Exercise prompt: The expected result is a word-for-word copy of the entries, minus any pictures.

Data under study:
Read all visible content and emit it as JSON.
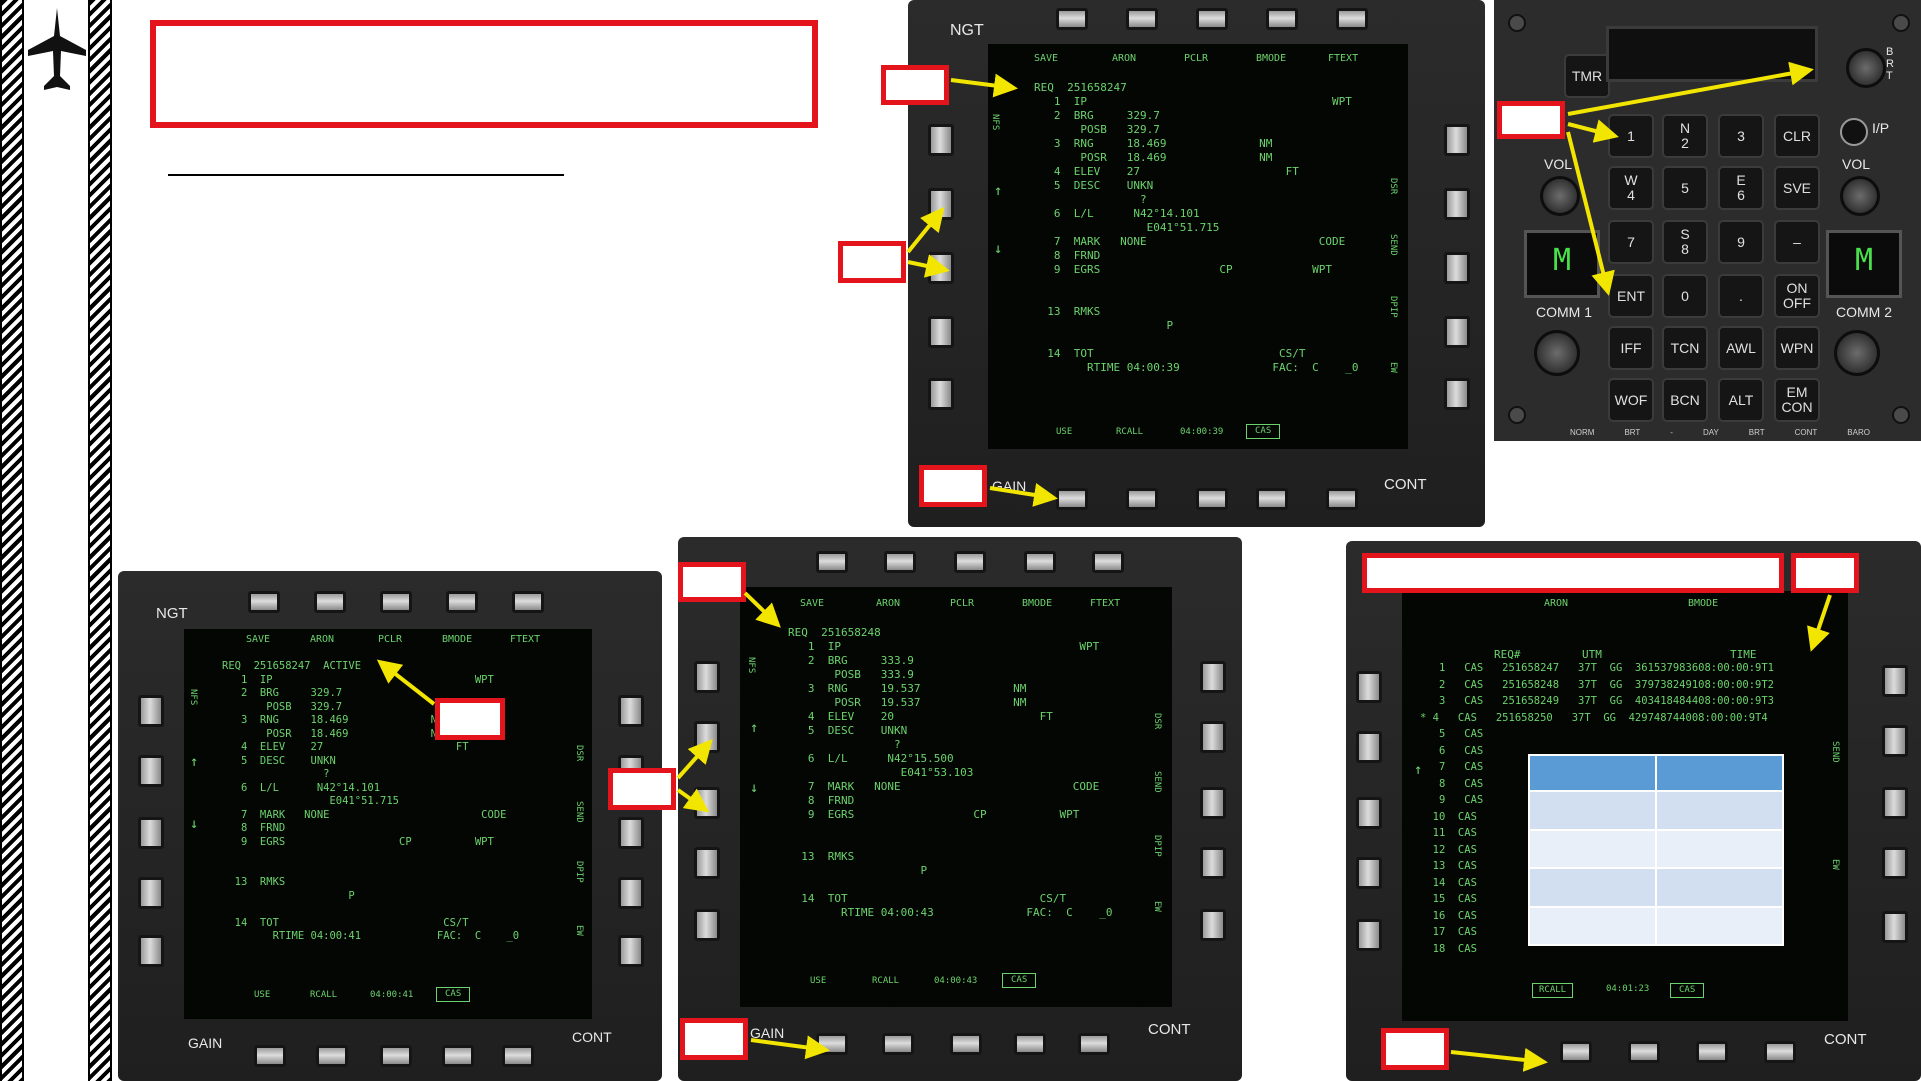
{
  "slide": {
    "colors": {
      "callout_red": "#e3141b",
      "arrow_yellow": "#f2e600",
      "mfd_green": "#6cd36c",
      "table_header": "#5b9bd5",
      "table_row_a": "#d2dff0",
      "table_row_b": "#e9eff8"
    },
    "sidebar_icon": "jet-icon"
  },
  "mfd_top": {
    "top_labels": [
      "SAVE",
      "ARON",
      "PCLR",
      "BMODE",
      "FTEXT"
    ],
    "top_left_label": "NGT",
    "bottom_left_label": "GAIN",
    "bottom_right_label": "CONT",
    "side_nfs": "NFS",
    "right_side": [
      "DSR",
      "SEND",
      "DPIP",
      "EW"
    ],
    "lines": [
      "REQ  251658247",
      "   1  IP                                     WPT",
      "   2  BRG     329.7",
      "       POSB   329.7",
      "   3  RNG     18.469              NM",
      "       POSR   18.469              NM",
      "   4  ELEV    27                      FT",
      "   5  DESC    UNKN",
      "                ?",
      "   6  L/L      N42°14.101",
      "                 E041°51.715",
      "   7  MARK   NONE                          CODE",
      "   8  FRND",
      "   9  EGRS                  CP            WPT",
      "",
      "  13  RMKS",
      "                    P",
      "",
      "  14  TOT                            CS/T",
      "        RTIME 04:00:39              FAC:  C    _0"
    ],
    "bottom_row": [
      "USE",
      "RCALL",
      "04:00:39",
      "CAS"
    ]
  },
  "ufc": {
    "tmr": "TMR",
    "brt": "BRT",
    "ip": "I/P",
    "vol_left": "VOL",
    "vol_right": "VOL",
    "comm1": "COMM  1",
    "comm2": "COMM  2",
    "comm_display": "M",
    "keys": [
      "1",
      "N\n2",
      "3",
      "CLR",
      "W\n4",
      "5",
      "E\n6",
      "SVE",
      "7",
      "S\n8",
      "9",
      "–",
      "ENT",
      "0",
      ".",
      "ON\nOFF",
      "IFF",
      "TCN",
      "AWL",
      "WPN",
      "WOF",
      "BCN",
      "ALT",
      "EM\nCON"
    ],
    "bottom_strip": [
      "NORM",
      "BRT",
      "-",
      "DAY",
      "BRT",
      "CONT",
      "BARO"
    ]
  },
  "mfd_bl": {
    "top_left_label": "NGT",
    "bottom_left_label": "GAIN",
    "bottom_right_label": "CONT",
    "top_labels": [
      "SAVE",
      "ARON",
      "PCLR",
      "BMODE",
      "FTEXT"
    ],
    "side_nfs": "NFS",
    "right_side": [
      "DSR",
      "SEND",
      "DPIP",
      "EW"
    ],
    "lines": [
      "REQ  251658247  ACTIVE",
      "   1  IP                                WPT",
      "   2  BRG     329.7",
      "       POSB   329.7",
      "   3  RNG     18.469             NM",
      "       POSR   18.469             NM",
      "   4  ELEV    27                     FT",
      "   5  DESC    UNKN",
      "                ?",
      "   6  L/L      N42°14.101",
      "                 E041°51.715",
      "   7  MARK   NONE                        CODE",
      "   8  FRND",
      "   9  EGRS                  CP          WPT",
      "",
      "  13  RMKS",
      "                    P",
      "",
      "  14  TOT                          CS/T",
      "        RTIME 04:00:41            FAC:  C    _0"
    ],
    "bottom_row": [
      "USE",
      "RCALL",
      "04:00:41",
      "CAS"
    ]
  },
  "mfd_bm": {
    "bottom_left_label": "GAIN",
    "bottom_right_label": "CONT",
    "top_labels": [
      "SAVE",
      "ARON",
      "PCLR",
      "BMODE",
      "FTEXT"
    ],
    "side_nfs": "NFS",
    "right_side": [
      "DSR",
      "SEND",
      "DPIP",
      "EW"
    ],
    "lines": [
      "REQ  251658248",
      "   1  IP                                    WPT",
      "   2  BRG     333.9",
      "       POSB   333.9",
      "   3  RNG     19.537              NM",
      "       POSR   19.537              NM",
      "   4  ELEV    20                      FT",
      "   5  DESC    UNKN",
      "                ?",
      "   6  L/L      N42°15.500",
      "                 E041°53.103",
      "   7  MARK   NONE                          CODE",
      "   8  FRND",
      "   9  EGRS                  CP           WPT",
      "",
      "  13  RMKS",
      "                    P",
      "",
      "  14  TOT                             CS/T",
      "        RTIME 04:00:43              FAC:  C    _0"
    ],
    "bottom_row": [
      "USE",
      "RCALL",
      "04:00:43",
      "CAS"
    ]
  },
  "mfd_br": {
    "bottom_right_label": "CONT",
    "top_labels": [
      "ARON",
      "BMODE"
    ],
    "headers": [
      "REQ#",
      "UTM",
      "TIME"
    ],
    "rows": [
      "   1   CAS   251658247   37T  GG  361537983608:00:00:9T1",
      "   2   CAS   251658248   37T  GG  379738249108:00:00:9T2",
      "   3   CAS   251658249   37T  GG  403418484408:00:00:9T3",
      "* 4   CAS   251658250   37T  GG  429748744008:00:00:9T4",
      "   5   CAS",
      "   6   CAS",
      "   7   CAS",
      "   8   CAS",
      "   9   CAS",
      "  10  CAS",
      "  11  CAS",
      "  12  CAS",
      "  13  CAS",
      "  14  CAS",
      "  15  CAS",
      "  16  CAS",
      "  17  CAS",
      "  18  CAS"
    ],
    "right_side": [
      "SEND",
      "EW"
    ],
    "bottom_row": [
      "RCALL",
      "04:01:23",
      "CAS"
    ]
  }
}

Response to this exercise:
Read all visible content and emit it as JSON.
{
  "slide": {
    "colors": {
      "callout_red": "#e3141b",
      "arrow_yellow": "#f2e600",
      "mfd_green": "#6cd36c",
      "table_header": "#5b9bd5",
      "table_row_a": "#d2dff0",
      "table_row_b": "#e9eff8"
    },
    "sidebar_icon": "jet-icon"
  },
  "mfd_top": {
    "top_labels": [
      "SAVE",
      "ARON",
      "PCLR",
      "BMODE",
      "FTEXT"
    ],
    "top_left_label": "NGT",
    "bottom_left_label": "GAIN",
    "bottom_right_label": "CONT",
    "side_nfs": "NFS",
    "right_side": [
      "DSR",
      "SEND",
      "DPIP",
      "EW"
    ],
    "lines": [
      "REQ  251658247",
      "   1  IP                                     WPT",
      "   2  BRG     329.7",
      "       POSB   329.7",
      "   3  RNG     18.469              NM",
      "       POSR   18.469              NM",
      "   4  ELEV    27                      FT",
      "   5  DESC    UNKN",
      "                ?",
      "   6  L/L      N42°14.101",
      "                 E041°51.715",
      "   7  MARK   NONE                          CODE",
      "   8  FRND",
      "   9  EGRS                  CP            WPT",
      "",
      "  13  RMKS",
      "                    P",
      "",
      "  14  TOT                            CS/T",
      "        RTIME 04:00:39              FAC:  C    _0"
    ],
    "bottom_row": [
      "USE",
      "RCALL",
      "04:00:39",
      "CAS"
    ]
  },
  "ufc": {
    "tmr": "TMR",
    "brt": "BRT",
    "ip": "I/P",
    "vol_left": "VOL",
    "vol_right": "VOL",
    "comm1": "COMM  1",
    "comm2": "COMM  2",
    "comm_display": "M",
    "keys": [
      "1",
      "N\n2",
      "3",
      "CLR",
      "W\n4",
      "5",
      "E\n6",
      "SVE",
      "7",
      "S\n8",
      "9",
      "–",
      "ENT",
      "0",
      ".",
      "ON\nOFF",
      "IFF",
      "TCN",
      "AWL",
      "WPN",
      "WOF",
      "BCN",
      "ALT",
      "EM\nCON"
    ],
    "bottom_strip": [
      "NORM",
      "BRT",
      "-",
      "DAY",
      "BRT",
      "CONT",
      "BARO"
    ]
  },
  "mfd_bl": {
    "top_left_label": "NGT",
    "bottom_left_label": "GAIN",
    "bottom_right_label": "CONT",
    "top_labels": [
      "SAVE",
      "ARON",
      "PCLR",
      "BMODE",
      "FTEXT"
    ],
    "side_nfs": "NFS",
    "right_side": [
      "DSR",
      "SEND",
      "DPIP",
      "EW"
    ],
    "lines": [
      "REQ  251658247  ACTIVE",
      "   1  IP                                WPT",
      "   2  BRG     329.7",
      "       POSB   329.7",
      "   3  RNG     18.469             NM",
      "       POSR   18.469             NM",
      "   4  ELEV    27                     FT",
      "   5  DESC    UNKN",
      "                ?",
      "   6  L/L      N42°14.101",
      "                 E041°51.715",
      "   7  MARK   NONE                        CODE",
      "   8  FRND",
      "   9  EGRS                  CP          WPT",
      "",
      "  13  RMKS",
      "                    P",
      "",
      "  14  TOT                          CS/T",
      "        RTIME 04:00:41            FAC:  C    _0"
    ],
    "bottom_row": [
      "USE",
      "RCALL",
      "04:00:41",
      "CAS"
    ]
  },
  "mfd_bm": {
    "bottom_left_label": "GAIN",
    "bottom_right_label": "CONT",
    "top_labels": [
      "SAVE",
      "ARON",
      "PCLR",
      "BMODE",
      "FTEXT"
    ],
    "side_nfs": "NFS",
    "right_side": [
      "DSR",
      "SEND",
      "DPIP",
      "EW"
    ],
    "lines": [
      "REQ  251658248",
      "   1  IP                                    WPT",
      "   2  BRG     333.9",
      "       POSB   333.9",
      "   3  RNG     19.537              NM",
      "       POSR   19.537              NM",
      "   4  ELEV    20                      FT",
      "   5  DESC    UNKN",
      "                ?",
      "   6  L/L      N42°15.500",
      "                 E041°53.103",
      "   7  MARK   NONE                          CODE",
      "   8  FRND",
      "   9  EGRS                  CP           WPT",
      "",
      "  13  RMKS",
      "                    P",
      "",
      "  14  TOT                             CS/T",
      "        RTIME 04:00:43              FAC:  C    _0"
    ],
    "bottom_row": [
      "USE",
      "RCALL",
      "04:00:43",
      "CAS"
    ]
  },
  "mfd_br": {
    "bottom_right_label": "CONT",
    "top_labels": [
      "ARON",
      "BMODE"
    ],
    "headers": [
      "REQ#",
      "UTM",
      "TIME"
    ],
    "rows": [
      "   1   CAS   251658247   37T  GG  361537983608:00:00:9T1",
      "   2   CAS   251658248   37T  GG  379738249108:00:00:9T2",
      "   3   CAS   251658249   37T  GG  403418484408:00:00:9T3",
      "* 4   CAS   251658250   37T  GG  429748744008:00:00:9T4",
      "   5   CAS",
      "   6   CAS",
      "   7   CAS",
      "   8   CAS",
      "   9   CAS",
      "  10  CAS",
      "  11  CAS",
      "  12  CAS",
      "  13  CAS",
      "  14  CAS",
      "  15  CAS",
      "  16  CAS",
      "  17  CAS",
      "  18  CAS"
    ],
    "right_side": [
      "SEND",
      "EW"
    ],
    "bottom_row": [
      "RCALL",
      "04:01:23",
      "CAS"
    ]
  }
}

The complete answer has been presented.